With his brow furrowed, Percy forced the words from his mouth, though a part of him thought it silly. She was perplexing, yet… he somehow felt a certain kinship with her. As if he’d found someone who would pique his interest. Someone of whom he would never tire. “Why are you carrying those around?” He pointed directly at the sack so she’d not have a chance to act as if she had no notion of what he meant.
Miss Ollerton placed one hand on her chest as if preparing to utter the most profound proclamation. Percy’s gaze followed her hand. “I find birds to be the most interesting creatures God ever made. Their beaks, their impossibly tiny feet, their beady little eyes, and especially—” She gave the bag a poke with her finger. “—their feathers.” She held up her hand. “Oh, I know what you’re thinking.”
He snapped his gaze up from where it had wandered to her breasts. “I highly doubt that.”
She ignored his words. “You’re wondering how I obtain said feathers.”
He shrugged. “I assumed you gathered them from the ground.”

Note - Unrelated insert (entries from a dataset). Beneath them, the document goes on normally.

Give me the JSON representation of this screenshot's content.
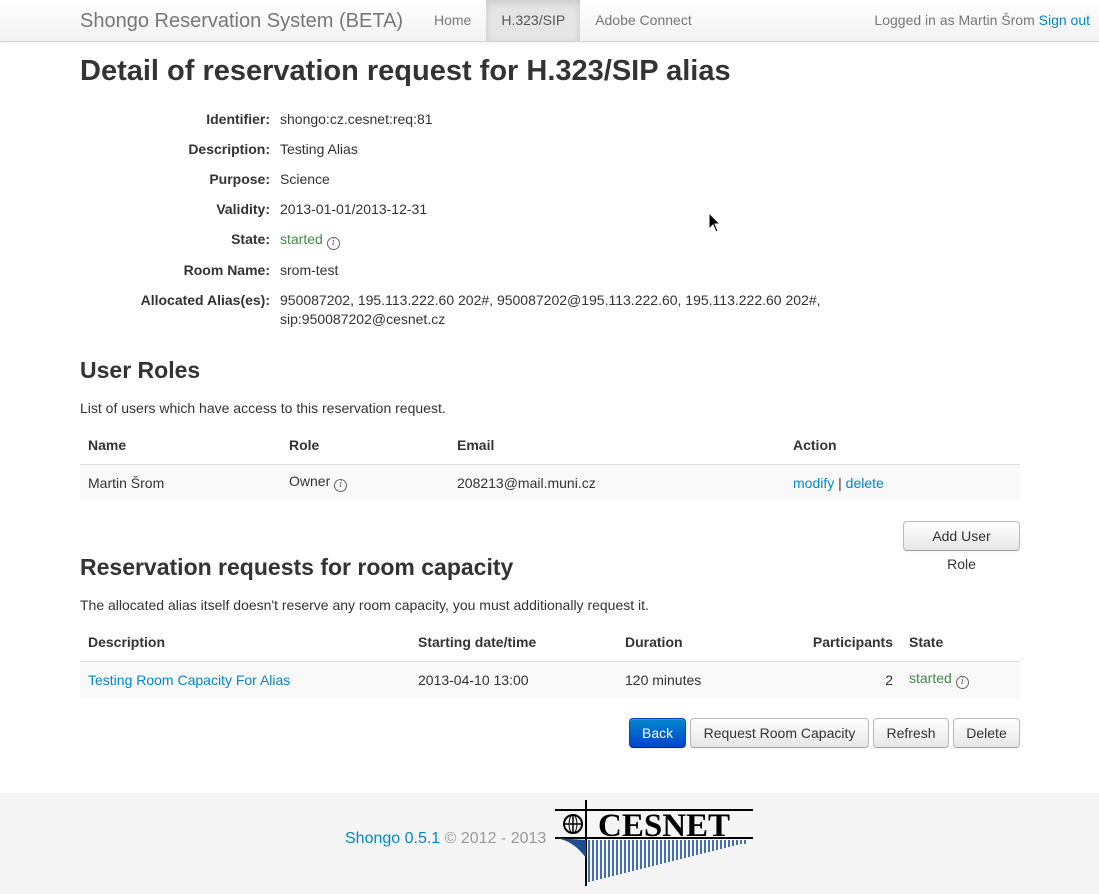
{
  "navbar": {
    "brand": "Shongo Reservation System (BETA)",
    "items": [
      {
        "label": "Home",
        "active": false
      },
      {
        "label": "H.323/SIP",
        "active": true
      },
      {
        "label": "Adobe Connect",
        "active": false
      }
    ],
    "logged_in_text": "Logged in as Martin Šrom",
    "sign_out": "Sign out"
  },
  "page_title": "Detail of reservation request for H.323/SIP alias",
  "details": {
    "identifier_label": "Identifier:",
    "identifier": "shongo:cz.cesnet:req:81",
    "description_label": "Description:",
    "description": "Testing Alias",
    "purpose_label": "Purpose:",
    "purpose": "Science",
    "validity_label": "Validity:",
    "validity": "2013-01-01/2013-12-31",
    "state_label": "State:",
    "state": "started",
    "room_name_label": "Room Name:",
    "room_name": "srom-test",
    "aliases_label": "Allocated Alias(es):",
    "aliases_line1": "950087202, 195.113.222.60 202#, 950087202@195.113.222.60, 195.113.222.60 202#,",
    "aliases_line2": "sip:950087202@cesnet.cz"
  },
  "user_roles": {
    "heading": "User Roles",
    "description": "List of users which have access to this reservation request.",
    "columns": [
      "Name",
      "Role",
      "Email",
      "Action"
    ],
    "rows": [
      {
        "name": "Martin Šrom",
        "role": "Owner",
        "email": "208213@mail.muni.cz",
        "modify": "modify",
        "separator": "|",
        "delete": "delete"
      }
    ],
    "add_button": "Add User Role"
  },
  "capacity": {
    "heading": "Reservation requests for room capacity",
    "description": "The allocated alias itself doesn't reserve any room capacity, you must additionally request it.",
    "columns": [
      "Description",
      "Starting date/time",
      "Duration",
      "Participants",
      "State"
    ],
    "rows": [
      {
        "description": "Testing Room Capacity For Alias",
        "start": "2013-04-10 13:00",
        "duration": "120 minutes",
        "participants": "2",
        "state": "started"
      }
    ]
  },
  "actions": {
    "back": "Back",
    "request_capacity": "Request Room Capacity",
    "refresh": "Refresh",
    "delete": "Delete"
  },
  "footer": {
    "version_link": "Shongo 0.5.1",
    "copyright": "© 2012 - 2013",
    "logo_text": "CESNET"
  },
  "colors": {
    "link": "#0088cc",
    "started": "#468847",
    "primary": "#0044cc"
  },
  "icons": {
    "info": "info-icon",
    "cursor": "mouse-cursor-icon"
  }
}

She smacked him on the arm. “Now see? You actually have some sense! Do you know there are people who have accused me of trapping birds simply to pluck their feathers before setting them free again?”

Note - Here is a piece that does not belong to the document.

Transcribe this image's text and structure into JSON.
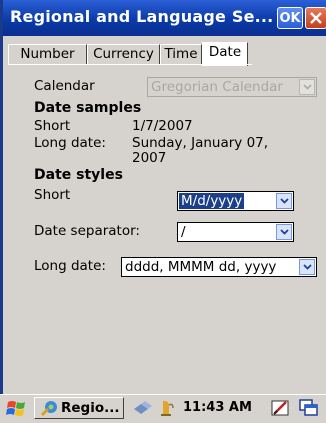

“How ghastly.” Percy rubbed his arm. The woman had given him a true wallop.
Percy shook his head. “People have no sense.”
“People are the worst. Some of them, even my own relations, think I’m mad simply because I happen to have such a strong affinity for birds. Can you imagine being talked about in such a way?”
He raised both eyebrows. More than you could ever know.
“Say, why were you staring at my face right after we met? Do I have something unmentionable on my skin? Dirt? Bird dung?”
Good heavens! He’d never heard a woman speak so freely about bird refuse before. “Not at all. You look very…”
“Then why the need to gawk?”
Should he tell her? Would she think him mad like the rest of his family did? What did he really have to lose? She was a stranger and he’d likely never see her again. “If you must know—”
“Oh I must.”
“You remind me very much of a—”
“Yes go on.”
He drummed the fingers of his right hand against his thigh. “I will if you’ll stop interrupting—”
“You were interrupting me.”
“My lady, do you want your question answered or not?”
“If you don’t mind.” She tapped one boot in the dirt.
“Very well.” He let out a breath. “You, my good woman, remind me of a peregrine falcon.” There. He’d said it. Would she laugh in his face or kick him in the knee?
She blinked. “Oh.”
Not quite the reaction he’d expected. Perhaps, even though she was fond of birds, the peregrine wasn’t a favorite. Too late to take back the sentiment. Though even if he could retract it, he wouldn’t. Such divine avian features deserved admiration. “By the way, how had you happened to end up in a heap?”
“I fell from the tree, of course.”
“Aren’t you going to ask me what I was doing in the tree, Mr. Radcliff?”
“Do you want me to ask?”
“It is my deepest wish.”
“Then by all means, pray tell me.”
“I was trying to climb that tree because I’d heard the call of a willow warbler and very much wanted to see it close up. Somehow, though, I must have lost my footing and well, fell. You know, pesky gravity and all.”
“Don’t you suppose someone who works at the Sanctuary might frown on a visitor climbing one of the trees? It simply isn’t done.”
Lady Ollerton stood on her toes, bringing her face quite close to his. “Don’t you suppose a person with a love for birds has a right to do as she pleases?”
Percy tilted his head to one side. The woman was sarcastic, blunt, and demanding.
She was perfect.